(Element data from apps and pages)

+ + +

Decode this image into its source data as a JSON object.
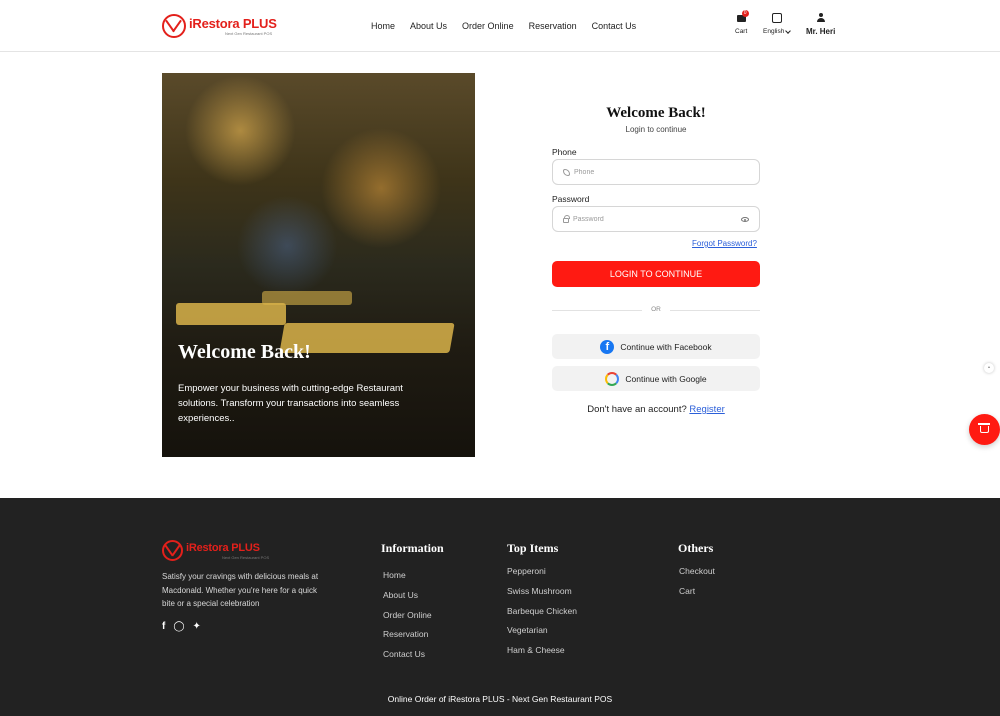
{
  "brand": {
    "name": "iRestora PLUS",
    "tagline": "Next Gen Restaurant POS",
    "color": "#e3201b"
  },
  "nav": {
    "items": [
      "Home",
      "About Us",
      "Order Online",
      "Reservation",
      "Contact Us"
    ]
  },
  "header_tools": {
    "cart_label": "Cart",
    "cart_count": "0",
    "language_label": "English",
    "user_name": "Mr. Heri"
  },
  "hero": {
    "title": "Welcome Back!",
    "description": "Empower your business with cutting-edge Restaurant solutions. Transform your transactions into seamless experiences.."
  },
  "login": {
    "title": "Welcome Back!",
    "subtitle": "Login to continue",
    "phone_label": "Phone",
    "phone_placeholder": "Phone",
    "password_label": "Password",
    "password_placeholder": "Password",
    "forgot_label": "Forgot Password?",
    "submit_label": "LOGIN TO CONTINUE",
    "submit_color": "#ff1a12",
    "or_label": "OR",
    "facebook_label": "Continue with Facebook",
    "google_label": "Continue with Google",
    "no_account_text": "Don't have an account?",
    "register_label": "Register"
  },
  "footer": {
    "description": "Satisfy your cravings with delicious meals at Macdonald. Whether you're here for a quick bite or a special celebration",
    "social": [
      "facebook-icon",
      "instagram-icon",
      "twitter-icon"
    ],
    "information": {
      "title": "Information",
      "items": [
        "Home",
        "About Us",
        "Order Online",
        "Reservation",
        "Contact Us"
      ]
    },
    "top_items": {
      "title": "Top Items",
      "items": [
        "Pepperoni",
        "Swiss Mushroom",
        "Barbeque Chicken",
        "Vegetarian",
        "Ham & Cheese"
      ]
    },
    "others": {
      "title": "Others",
      "items": [
        "Checkout",
        "Cart"
      ]
    },
    "copyright": "Online Order of iRestora PLUS - Next Gen Restaurant POS",
    "background": "#222222"
  }
}
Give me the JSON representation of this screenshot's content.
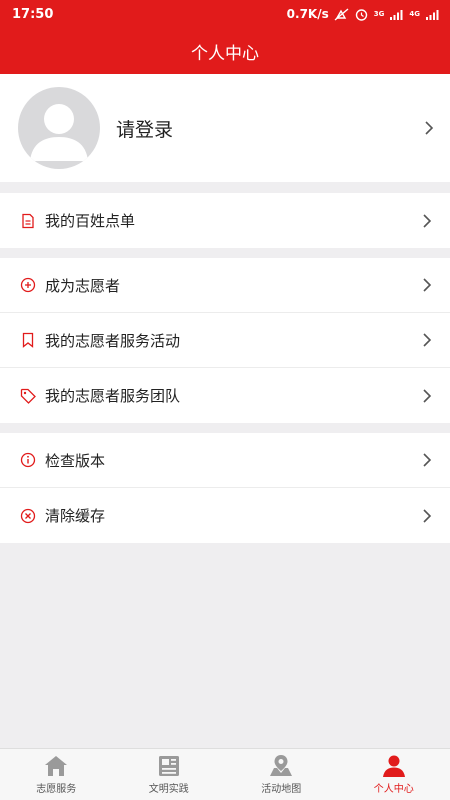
{
  "status_bar": {
    "time": "17:50",
    "speed": "0.7K/s",
    "signal1_label": "3G",
    "signal2_label": "4G"
  },
  "header": {
    "title": "个人中心"
  },
  "profile": {
    "login_label": "请登录"
  },
  "groups": [
    {
      "items": [
        {
          "label": "我的百姓点单",
          "icon": "document-icon"
        }
      ]
    },
    {
      "items": [
        {
          "label": "成为志愿者",
          "icon": "plus-circle-icon"
        },
        {
          "label": "我的志愿者服务活动",
          "icon": "bookmark-icon"
        },
        {
          "label": "我的志愿者服务团队",
          "icon": "tag-icon"
        }
      ]
    },
    {
      "items": [
        {
          "label": "检查版本",
          "icon": "info-circle-icon"
        },
        {
          "label": "清除缓存",
          "icon": "close-circle-icon"
        }
      ]
    }
  ],
  "tabbar": {
    "tabs": [
      {
        "label": "志愿服务",
        "icon": "home-icon",
        "active": false
      },
      {
        "label": "文明实践",
        "icon": "news-icon",
        "active": false
      },
      {
        "label": "活动地图",
        "icon": "map-icon",
        "active": false
      },
      {
        "label": "个人中心",
        "icon": "person-icon",
        "active": true
      }
    ]
  },
  "colors": {
    "accent": "#e11b1b",
    "background": "#efeef0"
  }
}
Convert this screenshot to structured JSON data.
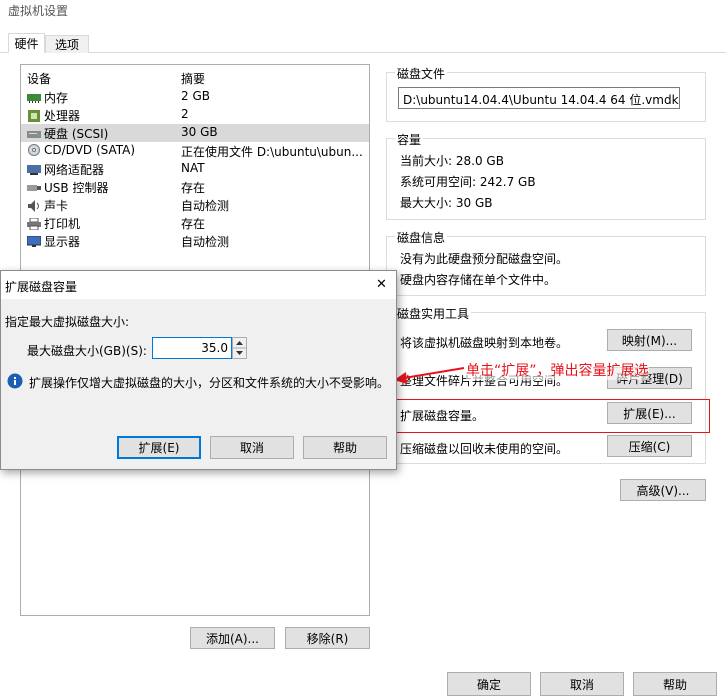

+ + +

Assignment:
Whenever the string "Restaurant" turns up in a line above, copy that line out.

Your solution:
    "tagline": "Next Gen Restaurant POS",
    "description": "Empower your business with cutting-edge Restaurant solutions. Transform your transactions into seamless experiences.."
    "copyright": "Online Order of iRestora PLUS - Next Gen Restaurant POS",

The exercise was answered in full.